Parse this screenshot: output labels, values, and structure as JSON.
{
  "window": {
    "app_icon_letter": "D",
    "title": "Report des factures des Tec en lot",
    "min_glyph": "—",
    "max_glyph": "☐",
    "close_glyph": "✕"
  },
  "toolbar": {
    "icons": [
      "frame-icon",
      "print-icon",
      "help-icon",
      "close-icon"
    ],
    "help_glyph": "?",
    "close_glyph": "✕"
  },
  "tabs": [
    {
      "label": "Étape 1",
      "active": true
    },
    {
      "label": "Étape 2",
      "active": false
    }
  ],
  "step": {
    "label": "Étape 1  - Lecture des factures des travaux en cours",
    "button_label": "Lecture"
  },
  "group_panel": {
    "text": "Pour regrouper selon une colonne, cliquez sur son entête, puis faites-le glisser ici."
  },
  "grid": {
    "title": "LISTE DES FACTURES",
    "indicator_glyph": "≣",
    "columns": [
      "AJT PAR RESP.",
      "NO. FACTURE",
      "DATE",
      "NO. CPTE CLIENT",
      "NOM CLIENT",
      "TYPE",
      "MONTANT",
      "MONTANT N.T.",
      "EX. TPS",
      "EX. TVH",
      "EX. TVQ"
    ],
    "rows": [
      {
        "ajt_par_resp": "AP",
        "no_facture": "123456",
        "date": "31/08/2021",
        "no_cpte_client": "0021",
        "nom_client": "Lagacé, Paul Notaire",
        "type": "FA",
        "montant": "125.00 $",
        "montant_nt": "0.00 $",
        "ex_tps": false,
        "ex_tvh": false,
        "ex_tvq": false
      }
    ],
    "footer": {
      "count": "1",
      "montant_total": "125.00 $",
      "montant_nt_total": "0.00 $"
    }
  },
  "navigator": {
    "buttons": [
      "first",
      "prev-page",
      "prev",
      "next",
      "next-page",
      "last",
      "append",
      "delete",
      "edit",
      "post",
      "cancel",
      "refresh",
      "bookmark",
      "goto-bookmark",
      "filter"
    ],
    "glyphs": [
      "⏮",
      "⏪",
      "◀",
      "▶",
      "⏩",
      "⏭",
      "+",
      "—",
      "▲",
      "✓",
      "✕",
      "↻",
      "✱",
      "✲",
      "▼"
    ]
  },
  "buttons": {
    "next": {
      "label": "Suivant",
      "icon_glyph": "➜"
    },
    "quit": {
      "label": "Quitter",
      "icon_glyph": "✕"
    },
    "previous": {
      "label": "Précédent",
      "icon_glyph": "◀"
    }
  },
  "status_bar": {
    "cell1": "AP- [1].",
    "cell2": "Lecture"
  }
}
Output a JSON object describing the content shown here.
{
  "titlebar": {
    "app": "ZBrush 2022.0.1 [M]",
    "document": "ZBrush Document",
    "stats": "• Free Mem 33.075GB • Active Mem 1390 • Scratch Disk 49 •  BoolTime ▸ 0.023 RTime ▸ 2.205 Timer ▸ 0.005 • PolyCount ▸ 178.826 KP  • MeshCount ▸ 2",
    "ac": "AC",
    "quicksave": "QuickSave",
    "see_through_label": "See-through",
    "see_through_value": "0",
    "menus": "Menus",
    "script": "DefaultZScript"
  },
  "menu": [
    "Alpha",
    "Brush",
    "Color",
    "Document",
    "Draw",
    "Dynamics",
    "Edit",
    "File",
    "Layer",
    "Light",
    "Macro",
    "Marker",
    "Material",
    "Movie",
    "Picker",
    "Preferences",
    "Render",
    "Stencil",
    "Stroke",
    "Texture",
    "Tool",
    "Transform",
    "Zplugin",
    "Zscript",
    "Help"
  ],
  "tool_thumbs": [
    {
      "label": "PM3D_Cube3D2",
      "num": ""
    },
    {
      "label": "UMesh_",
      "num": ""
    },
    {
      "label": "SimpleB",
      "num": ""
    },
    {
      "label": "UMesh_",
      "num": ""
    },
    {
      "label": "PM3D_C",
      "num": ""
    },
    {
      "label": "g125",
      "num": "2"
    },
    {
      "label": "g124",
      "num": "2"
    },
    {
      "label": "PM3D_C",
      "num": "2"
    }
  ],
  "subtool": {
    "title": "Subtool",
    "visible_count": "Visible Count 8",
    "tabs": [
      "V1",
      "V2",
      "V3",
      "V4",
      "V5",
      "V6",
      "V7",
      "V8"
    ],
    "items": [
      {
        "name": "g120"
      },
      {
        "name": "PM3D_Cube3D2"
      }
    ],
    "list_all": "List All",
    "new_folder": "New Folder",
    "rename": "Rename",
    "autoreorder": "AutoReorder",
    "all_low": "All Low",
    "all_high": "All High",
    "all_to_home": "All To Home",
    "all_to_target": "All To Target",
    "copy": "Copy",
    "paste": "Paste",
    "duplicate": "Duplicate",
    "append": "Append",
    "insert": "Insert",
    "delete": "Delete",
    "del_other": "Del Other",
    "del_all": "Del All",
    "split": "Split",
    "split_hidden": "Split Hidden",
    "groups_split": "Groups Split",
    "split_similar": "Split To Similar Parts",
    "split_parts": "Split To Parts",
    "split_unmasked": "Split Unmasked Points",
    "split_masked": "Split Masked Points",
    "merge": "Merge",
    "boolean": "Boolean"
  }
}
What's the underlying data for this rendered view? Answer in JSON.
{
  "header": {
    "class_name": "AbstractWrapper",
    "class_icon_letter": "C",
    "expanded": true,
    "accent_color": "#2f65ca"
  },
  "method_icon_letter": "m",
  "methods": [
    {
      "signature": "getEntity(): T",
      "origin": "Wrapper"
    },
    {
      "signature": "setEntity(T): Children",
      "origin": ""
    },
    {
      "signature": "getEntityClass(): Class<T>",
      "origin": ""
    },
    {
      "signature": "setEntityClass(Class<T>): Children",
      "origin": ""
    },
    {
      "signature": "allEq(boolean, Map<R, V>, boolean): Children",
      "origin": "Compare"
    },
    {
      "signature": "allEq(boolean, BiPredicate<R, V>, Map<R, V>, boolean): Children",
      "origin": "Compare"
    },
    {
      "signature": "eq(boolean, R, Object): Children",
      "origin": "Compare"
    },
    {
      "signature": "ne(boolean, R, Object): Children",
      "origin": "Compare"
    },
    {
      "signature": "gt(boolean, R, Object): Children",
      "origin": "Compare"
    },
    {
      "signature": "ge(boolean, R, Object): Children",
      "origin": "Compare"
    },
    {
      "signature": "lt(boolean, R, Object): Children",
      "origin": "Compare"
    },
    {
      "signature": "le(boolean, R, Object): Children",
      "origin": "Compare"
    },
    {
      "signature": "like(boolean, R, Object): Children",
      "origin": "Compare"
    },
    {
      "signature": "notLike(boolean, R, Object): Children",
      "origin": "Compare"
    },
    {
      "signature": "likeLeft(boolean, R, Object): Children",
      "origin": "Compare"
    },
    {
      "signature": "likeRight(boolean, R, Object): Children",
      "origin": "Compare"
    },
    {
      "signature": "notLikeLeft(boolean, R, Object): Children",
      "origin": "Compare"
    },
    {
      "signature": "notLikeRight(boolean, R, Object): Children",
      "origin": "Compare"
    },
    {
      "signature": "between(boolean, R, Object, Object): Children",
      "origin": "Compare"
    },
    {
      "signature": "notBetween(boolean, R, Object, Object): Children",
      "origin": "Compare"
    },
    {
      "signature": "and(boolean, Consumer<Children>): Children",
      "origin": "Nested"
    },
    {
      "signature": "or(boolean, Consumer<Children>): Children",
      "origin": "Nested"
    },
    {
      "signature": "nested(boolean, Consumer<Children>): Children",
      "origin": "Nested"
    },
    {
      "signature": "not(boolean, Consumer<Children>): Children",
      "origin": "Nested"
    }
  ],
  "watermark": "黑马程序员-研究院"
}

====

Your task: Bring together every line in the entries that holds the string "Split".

Solution to this task:
    "split": "Split",
    "split_hidden": "Split Hidden",
    "groups_split": "Groups Split",
    "split_similar": "Split To Similar Parts",
    "split_parts": "Split To Parts",
    "split_unmasked": "Split Unmasked Points",
    "split_masked": "Split Masked Points",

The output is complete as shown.